The U.S. government is one step closer to being able to track your every move online, thanks to the Big Data and high performance computing abilities of ADAMS (Anomaly Detection At Multiple Scales). It's designed to keep an eye on government workers with security clearances to detect future covert action on American soil, but one might legitimately ask, who's next?
It sounds like the plot from a Hollywood
Detecting activity before it happens does sound like, "Minority Report," the movie starring Tom Cruise in which in the future criminals are arrested before they commit the crime.
As we all know predictive analytics -- maybe this should be called preventive analytics -- is all about finding patterns in events. Usually the events that predictive analytics looks for are around numbers and structured data. This time it is about finding those patterns in unstructured data, such as online work activity, “everything from e-mail messages to instant messages, file access and Web traffic," according to Defense Systems. And when it finds something anomalous it sends an alert. Perhaps Men in Black will be waiting at the offender's door.
One of ADAMS's creators, David Bader, co-principal investigator of the project and a professor at Georgia Tech, says the program does not use the traditional form of pattern recognition, which gives off too many false positives. Rather, Bader, says, it uses a new kind of graphing analysis coupled with machine learning and newly designed algorithms to find those anomalous events.
Putting it in simple terms, here’s how I think of it: If a golfer gets hit by lightning on the golf course, that’s not an anomalous event worth noting. But if this old duffer shoots 10 under par, call the FBI.
Bader says the system is at present focused on insiders who are already working with a security clearance for the government or a government contractor.
“Our system tries to find those individuals who have gone down that slippery slope, but before they’ve done any crime or anything illegal. We are finding people who are on the road to going bad,” he says.
The project does what an analyst cannot do, analyze massive data sets using high performance computing systems. It monitors user activity, compiling as much as several terabytes per day by tracking everything a user might do, from accessing files to plugging in a USB key to sending e-mails. It looks at such events and either raises or lowers the threat level depending on the results of the analysis. Bader even claims the system could find individuals who might not even know they were going to turn.
“We look at someone shifting their work patterns by five minutes a day until they end up coming in at night.

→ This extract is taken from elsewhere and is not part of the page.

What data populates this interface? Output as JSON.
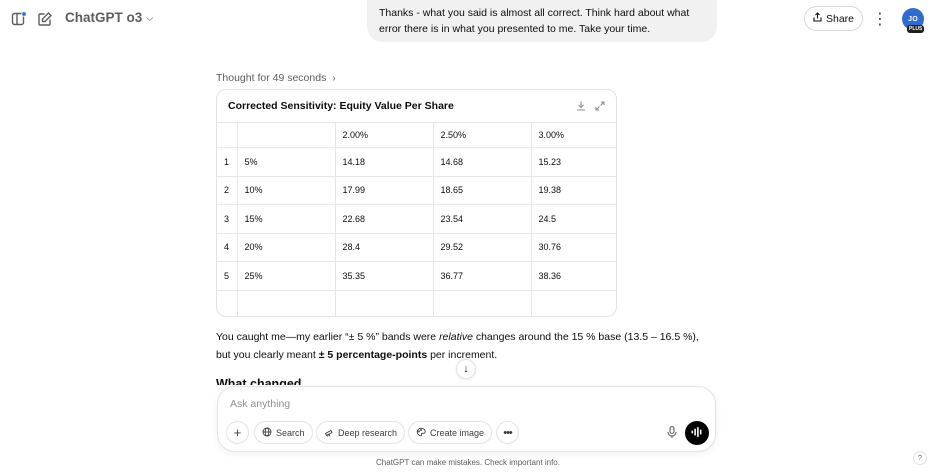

We are trying to understand changes about what they eat at the cafeteria or why they unexpectedly come in at 2 a.m.”
How would anyone know what you had for lunch? Simple, require a card swipe to pay for it.
So far ADAMS, a
Bader says ADAMS is only used for national defense. However, he also said it could be used in the commercial world, citing as one example using ADAMS to uncover insider trading in the financial sector.
And of course, the United States, l
There’s a good chance we may never know.